> _Material for this task_
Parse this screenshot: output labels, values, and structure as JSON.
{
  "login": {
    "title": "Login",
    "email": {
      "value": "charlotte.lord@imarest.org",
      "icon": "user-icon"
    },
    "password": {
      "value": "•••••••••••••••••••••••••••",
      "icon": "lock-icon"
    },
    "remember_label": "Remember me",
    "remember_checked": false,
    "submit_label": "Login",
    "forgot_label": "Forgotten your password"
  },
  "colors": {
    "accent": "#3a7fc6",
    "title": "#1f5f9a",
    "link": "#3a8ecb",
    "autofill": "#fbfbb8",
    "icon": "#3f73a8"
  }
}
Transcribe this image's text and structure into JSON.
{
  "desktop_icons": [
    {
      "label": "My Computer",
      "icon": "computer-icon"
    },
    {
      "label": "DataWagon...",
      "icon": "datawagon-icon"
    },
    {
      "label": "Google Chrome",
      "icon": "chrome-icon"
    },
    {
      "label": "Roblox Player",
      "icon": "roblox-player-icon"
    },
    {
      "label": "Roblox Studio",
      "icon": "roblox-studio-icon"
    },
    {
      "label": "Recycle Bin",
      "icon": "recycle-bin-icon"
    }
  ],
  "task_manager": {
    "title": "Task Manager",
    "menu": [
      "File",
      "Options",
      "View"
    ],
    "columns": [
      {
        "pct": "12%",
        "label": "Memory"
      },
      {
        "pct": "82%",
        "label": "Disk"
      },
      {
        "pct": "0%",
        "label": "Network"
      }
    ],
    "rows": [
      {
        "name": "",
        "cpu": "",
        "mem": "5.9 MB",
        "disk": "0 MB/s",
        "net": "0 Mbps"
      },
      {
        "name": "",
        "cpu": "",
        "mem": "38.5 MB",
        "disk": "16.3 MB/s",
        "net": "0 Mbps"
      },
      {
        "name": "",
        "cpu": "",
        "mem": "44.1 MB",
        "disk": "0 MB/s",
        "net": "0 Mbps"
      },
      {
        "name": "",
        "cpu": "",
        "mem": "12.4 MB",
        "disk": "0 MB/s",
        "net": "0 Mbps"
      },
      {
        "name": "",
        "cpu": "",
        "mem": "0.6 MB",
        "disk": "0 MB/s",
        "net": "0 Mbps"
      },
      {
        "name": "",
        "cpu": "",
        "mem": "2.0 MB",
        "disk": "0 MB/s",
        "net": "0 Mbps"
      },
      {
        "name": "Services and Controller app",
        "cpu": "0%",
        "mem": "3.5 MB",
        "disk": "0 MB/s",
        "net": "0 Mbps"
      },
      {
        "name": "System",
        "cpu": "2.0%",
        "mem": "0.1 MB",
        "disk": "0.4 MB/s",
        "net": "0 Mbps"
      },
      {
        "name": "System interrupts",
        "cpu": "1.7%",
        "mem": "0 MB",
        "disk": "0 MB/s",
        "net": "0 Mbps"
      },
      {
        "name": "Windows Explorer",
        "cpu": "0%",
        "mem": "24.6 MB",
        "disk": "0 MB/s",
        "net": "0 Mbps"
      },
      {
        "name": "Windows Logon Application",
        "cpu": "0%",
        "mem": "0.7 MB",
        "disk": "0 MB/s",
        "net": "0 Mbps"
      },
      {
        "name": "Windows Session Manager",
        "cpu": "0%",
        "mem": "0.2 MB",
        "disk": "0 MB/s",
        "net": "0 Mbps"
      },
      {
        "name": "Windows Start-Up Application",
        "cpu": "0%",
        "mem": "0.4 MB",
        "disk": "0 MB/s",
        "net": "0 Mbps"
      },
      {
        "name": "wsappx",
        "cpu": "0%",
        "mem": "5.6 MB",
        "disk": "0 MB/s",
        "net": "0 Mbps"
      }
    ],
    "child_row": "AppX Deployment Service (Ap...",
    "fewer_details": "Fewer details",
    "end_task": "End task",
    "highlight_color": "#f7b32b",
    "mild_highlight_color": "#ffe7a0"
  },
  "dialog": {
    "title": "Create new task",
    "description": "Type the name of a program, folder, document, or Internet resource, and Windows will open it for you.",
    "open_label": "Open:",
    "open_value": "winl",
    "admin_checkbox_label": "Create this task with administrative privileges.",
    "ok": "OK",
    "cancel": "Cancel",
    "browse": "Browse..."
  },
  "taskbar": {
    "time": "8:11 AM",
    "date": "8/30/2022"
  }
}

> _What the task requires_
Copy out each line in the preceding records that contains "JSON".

> _The completed task_
Parse this screenshot: output labels, values, and structure as JSON.
Transcribe this image's text and structure into JSON.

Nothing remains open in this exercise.